Looking at it you’d imagine that you bunny hop from Donegal into Sligo while driving along the ‘Wild Atlantic Way’. I was up home recently and I went down to make sure Leitrim’s coastline – with its Holy Wells, famous rivers, salmon runs, and unspoilt scenery – was still there, and sure enough it hadn’t been washed into the sea. Phew.

So why didn’t Failte Ireland bother to mention one of the counties you transverse on ‘The Wild Atlantic Way’ when every other coastal county on the route gets a specific mention?

Shane Gallagher, of the Drowes Salmon Fishery, evidently made a similar observation, and as a member of the Forum’s Angling working group prepared with his colleagues for Failte Ireland a readymade ‘discovery point’ on Leitrim’s coastal section of the Wild Atlantic Way.

It shows what an epic history just 2.5 miles of land and water can have, and it provides to our footballers – who embark on an epic challenge this weekend – a timely reminder that diminutive does not need to mean small in character.

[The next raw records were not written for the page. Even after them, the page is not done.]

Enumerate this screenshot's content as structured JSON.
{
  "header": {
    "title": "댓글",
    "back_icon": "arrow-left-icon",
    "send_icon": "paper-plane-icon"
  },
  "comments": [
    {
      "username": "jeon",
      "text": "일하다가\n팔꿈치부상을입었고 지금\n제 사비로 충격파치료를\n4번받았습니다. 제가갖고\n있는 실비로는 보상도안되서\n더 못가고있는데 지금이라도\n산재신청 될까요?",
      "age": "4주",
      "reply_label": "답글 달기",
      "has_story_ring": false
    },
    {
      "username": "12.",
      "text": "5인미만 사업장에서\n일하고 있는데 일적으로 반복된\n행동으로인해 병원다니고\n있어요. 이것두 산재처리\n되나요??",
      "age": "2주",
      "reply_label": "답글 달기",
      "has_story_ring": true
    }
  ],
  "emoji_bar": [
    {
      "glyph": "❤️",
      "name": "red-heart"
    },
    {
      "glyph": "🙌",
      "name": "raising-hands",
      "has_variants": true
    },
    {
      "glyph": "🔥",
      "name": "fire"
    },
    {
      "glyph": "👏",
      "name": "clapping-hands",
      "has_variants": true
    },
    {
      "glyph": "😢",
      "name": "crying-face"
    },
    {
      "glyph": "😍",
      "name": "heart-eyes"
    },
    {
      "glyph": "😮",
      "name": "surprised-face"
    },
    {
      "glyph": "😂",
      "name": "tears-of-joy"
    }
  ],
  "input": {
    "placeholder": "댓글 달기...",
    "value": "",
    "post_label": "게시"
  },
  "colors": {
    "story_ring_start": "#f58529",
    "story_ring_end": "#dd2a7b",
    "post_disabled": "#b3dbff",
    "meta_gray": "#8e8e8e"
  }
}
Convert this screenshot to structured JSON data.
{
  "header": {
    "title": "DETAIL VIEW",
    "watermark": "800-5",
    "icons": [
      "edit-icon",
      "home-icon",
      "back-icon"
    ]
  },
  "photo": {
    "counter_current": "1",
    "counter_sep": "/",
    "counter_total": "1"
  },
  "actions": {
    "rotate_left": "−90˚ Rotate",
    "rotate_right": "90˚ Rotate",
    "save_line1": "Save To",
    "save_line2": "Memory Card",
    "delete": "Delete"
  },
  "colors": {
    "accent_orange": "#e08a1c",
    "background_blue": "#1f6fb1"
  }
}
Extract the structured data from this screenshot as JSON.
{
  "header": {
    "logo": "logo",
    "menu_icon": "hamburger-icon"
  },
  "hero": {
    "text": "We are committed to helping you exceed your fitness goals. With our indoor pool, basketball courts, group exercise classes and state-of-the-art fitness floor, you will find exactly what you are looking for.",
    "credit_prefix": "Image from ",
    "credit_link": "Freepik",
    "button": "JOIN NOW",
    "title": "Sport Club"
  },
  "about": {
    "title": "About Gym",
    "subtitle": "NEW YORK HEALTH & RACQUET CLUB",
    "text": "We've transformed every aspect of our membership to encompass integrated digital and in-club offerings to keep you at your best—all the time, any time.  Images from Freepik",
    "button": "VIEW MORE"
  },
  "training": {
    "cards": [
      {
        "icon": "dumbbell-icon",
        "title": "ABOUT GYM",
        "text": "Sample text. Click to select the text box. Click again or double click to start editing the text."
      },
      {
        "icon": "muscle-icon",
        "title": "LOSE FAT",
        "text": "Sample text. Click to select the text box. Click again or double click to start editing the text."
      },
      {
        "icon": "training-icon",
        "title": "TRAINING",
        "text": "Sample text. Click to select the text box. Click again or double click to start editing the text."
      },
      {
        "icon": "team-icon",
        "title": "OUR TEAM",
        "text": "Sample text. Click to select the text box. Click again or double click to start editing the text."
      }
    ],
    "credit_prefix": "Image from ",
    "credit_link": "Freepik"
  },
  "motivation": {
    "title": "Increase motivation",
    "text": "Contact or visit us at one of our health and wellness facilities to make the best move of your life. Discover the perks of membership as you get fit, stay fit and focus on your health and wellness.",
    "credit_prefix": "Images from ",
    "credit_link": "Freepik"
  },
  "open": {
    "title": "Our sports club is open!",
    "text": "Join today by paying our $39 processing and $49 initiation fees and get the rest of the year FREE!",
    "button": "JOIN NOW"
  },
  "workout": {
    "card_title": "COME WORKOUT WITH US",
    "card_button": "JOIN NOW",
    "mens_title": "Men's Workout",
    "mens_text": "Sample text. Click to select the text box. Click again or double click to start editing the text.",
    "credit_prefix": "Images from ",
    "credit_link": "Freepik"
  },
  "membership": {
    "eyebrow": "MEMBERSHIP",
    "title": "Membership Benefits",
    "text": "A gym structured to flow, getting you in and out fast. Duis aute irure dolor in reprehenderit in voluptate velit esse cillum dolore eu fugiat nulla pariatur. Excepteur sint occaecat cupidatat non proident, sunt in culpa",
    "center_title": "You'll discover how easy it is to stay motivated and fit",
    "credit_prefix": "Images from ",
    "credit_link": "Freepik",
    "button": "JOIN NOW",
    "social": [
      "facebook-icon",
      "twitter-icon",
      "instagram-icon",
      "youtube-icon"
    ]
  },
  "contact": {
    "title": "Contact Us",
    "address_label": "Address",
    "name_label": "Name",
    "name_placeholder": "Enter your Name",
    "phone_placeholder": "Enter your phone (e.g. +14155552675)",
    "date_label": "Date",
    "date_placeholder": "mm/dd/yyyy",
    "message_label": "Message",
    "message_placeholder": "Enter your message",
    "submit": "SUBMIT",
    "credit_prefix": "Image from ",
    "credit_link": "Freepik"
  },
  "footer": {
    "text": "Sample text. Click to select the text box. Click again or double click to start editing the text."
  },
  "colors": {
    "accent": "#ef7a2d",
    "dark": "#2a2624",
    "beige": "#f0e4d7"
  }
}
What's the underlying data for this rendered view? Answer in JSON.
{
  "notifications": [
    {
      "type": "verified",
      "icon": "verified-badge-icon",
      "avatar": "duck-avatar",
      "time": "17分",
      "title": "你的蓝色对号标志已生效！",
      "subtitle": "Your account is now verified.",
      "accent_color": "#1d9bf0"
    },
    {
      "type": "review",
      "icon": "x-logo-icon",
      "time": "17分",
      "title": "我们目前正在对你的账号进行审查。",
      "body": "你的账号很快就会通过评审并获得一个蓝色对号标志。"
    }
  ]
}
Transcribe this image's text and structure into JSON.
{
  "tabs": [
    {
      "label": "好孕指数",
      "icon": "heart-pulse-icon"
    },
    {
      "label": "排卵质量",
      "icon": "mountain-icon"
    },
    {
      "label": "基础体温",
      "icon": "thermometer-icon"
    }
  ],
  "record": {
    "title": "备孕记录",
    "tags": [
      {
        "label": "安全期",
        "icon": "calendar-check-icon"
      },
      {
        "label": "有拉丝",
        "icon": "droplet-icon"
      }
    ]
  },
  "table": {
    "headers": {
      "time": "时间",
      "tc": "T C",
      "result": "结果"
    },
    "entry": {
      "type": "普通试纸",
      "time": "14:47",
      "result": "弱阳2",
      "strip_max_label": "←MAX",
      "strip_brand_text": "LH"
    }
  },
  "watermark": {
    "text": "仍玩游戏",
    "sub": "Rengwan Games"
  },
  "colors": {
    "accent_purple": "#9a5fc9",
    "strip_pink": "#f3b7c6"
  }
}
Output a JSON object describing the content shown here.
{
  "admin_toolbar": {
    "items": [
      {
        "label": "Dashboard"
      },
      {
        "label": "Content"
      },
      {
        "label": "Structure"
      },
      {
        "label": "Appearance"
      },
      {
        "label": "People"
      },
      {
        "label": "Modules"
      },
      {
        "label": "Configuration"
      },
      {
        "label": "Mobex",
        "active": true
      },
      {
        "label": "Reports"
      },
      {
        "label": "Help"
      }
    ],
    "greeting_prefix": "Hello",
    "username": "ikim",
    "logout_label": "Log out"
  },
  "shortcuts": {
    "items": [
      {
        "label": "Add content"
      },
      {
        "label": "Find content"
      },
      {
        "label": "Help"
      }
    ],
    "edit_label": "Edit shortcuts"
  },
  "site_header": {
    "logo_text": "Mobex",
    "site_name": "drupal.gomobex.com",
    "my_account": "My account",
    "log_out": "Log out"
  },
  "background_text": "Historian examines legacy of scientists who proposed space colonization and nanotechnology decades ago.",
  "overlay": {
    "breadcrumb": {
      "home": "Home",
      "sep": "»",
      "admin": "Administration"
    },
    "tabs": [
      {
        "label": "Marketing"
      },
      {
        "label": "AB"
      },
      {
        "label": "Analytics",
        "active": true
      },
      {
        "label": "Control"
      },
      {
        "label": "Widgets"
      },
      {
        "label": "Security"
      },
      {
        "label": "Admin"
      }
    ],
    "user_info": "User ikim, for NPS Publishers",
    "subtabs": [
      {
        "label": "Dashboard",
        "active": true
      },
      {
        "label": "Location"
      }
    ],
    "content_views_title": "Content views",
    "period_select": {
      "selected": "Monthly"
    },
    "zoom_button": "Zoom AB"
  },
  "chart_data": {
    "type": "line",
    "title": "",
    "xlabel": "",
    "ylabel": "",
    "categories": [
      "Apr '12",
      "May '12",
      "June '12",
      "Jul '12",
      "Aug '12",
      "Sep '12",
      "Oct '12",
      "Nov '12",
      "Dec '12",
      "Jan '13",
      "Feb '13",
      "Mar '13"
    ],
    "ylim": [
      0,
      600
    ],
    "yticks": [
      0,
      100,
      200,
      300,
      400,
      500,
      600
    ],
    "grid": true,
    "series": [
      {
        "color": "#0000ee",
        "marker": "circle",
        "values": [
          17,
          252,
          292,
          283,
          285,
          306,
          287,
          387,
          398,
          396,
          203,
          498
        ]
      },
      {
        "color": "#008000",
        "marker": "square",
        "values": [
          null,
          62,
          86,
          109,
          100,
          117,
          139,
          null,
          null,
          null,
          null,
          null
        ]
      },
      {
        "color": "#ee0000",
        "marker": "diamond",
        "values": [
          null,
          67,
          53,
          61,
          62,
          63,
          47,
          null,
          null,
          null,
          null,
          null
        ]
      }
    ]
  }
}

I’ll allow an edited version of Shane’s words work their wonder:

“The county boundary is formed by two very important salmon rivers which can both trace their fishing heritage to the time of St. Patrick.

The river Duff, which marks the county boundary with Sligo to the south, flows 14 miles from the Darty mountains before cascading to the sea in a dramatic waterfall on the Atlantic coastline.

The river Drowes marks the county boundary with Donegal to the north and also separates the ancient provinces of Connacht and Ulster. The Drowes flows from the pristine pre glacial waters of Lough Melvin and joins the Atlantic at Bundrowes, site of Bundrowes Castle, an O’ Donnell stronghold until the 15th century.

Visitors to the county with the shortest shoreline on the Wild Atlantic Way could experience one of nature’s great migrations just yards from the route of the Wild Atlantic Way. The peak of the salmon run, when returning salmon are most visible, coincides with two of the busiest months for visiting tourists, June and July.

Another point of interest along Leitrim’s short coastline are the adjoining holy wells, just off the route of the Wild Atlantic Way in the townland of Corbeg.

The well nearest the road is Patrick’s Well “Tobair Phadraig” while the well nearest the sea is the Well of the Shaving “Tobair na Bheartha”. Both wells overlook the Atlantic coastline and tie in nicely with “Wild Atlantic salmon on the Wild Atlantic Way” as both rivers are mentioned in the Tripartite Life of St. Patrick. Here is an excerpt:

“Patrick went past Druim-Cliab’ from Caissel Irre, by the Rosses eastward, along Mag Ene. He built (?) Domnach M6r Maige Ene.* *’ Then he cursed the (river) Dub,* because of the refusal which the fishermen gave him. Howbeit he blessed the (river) Drob^ss,* owing to the kindness which the little boys who were fishing in it did unto Mm. And (even) little boys take (fish) there still. A salmon of Drob^ is the finest of Ireland’s salmon. Of any big salmon that is caught in Ess Ruaid^ this is what the fishermen say: ‘The salmon is from Drob^ss,’ because peculiar to Drob^ss is the beautiful salmon there through Patrick’s blessing.”

(Dub = Duff, Drob^ss = Drowes, Ess Ruaid = Erne.”

I sincerely hope Failte Ireland take heed of this exert from the annals of our lands and give due recognition to Leitrim’s unique coastline.

I even happen to know that there’s a few snakes left around Tullaghan that the good saint missed during his banishing exercise who would happily entertain any American visitors that pop into the Diamond Bar looking for directions.

Liatroim abú.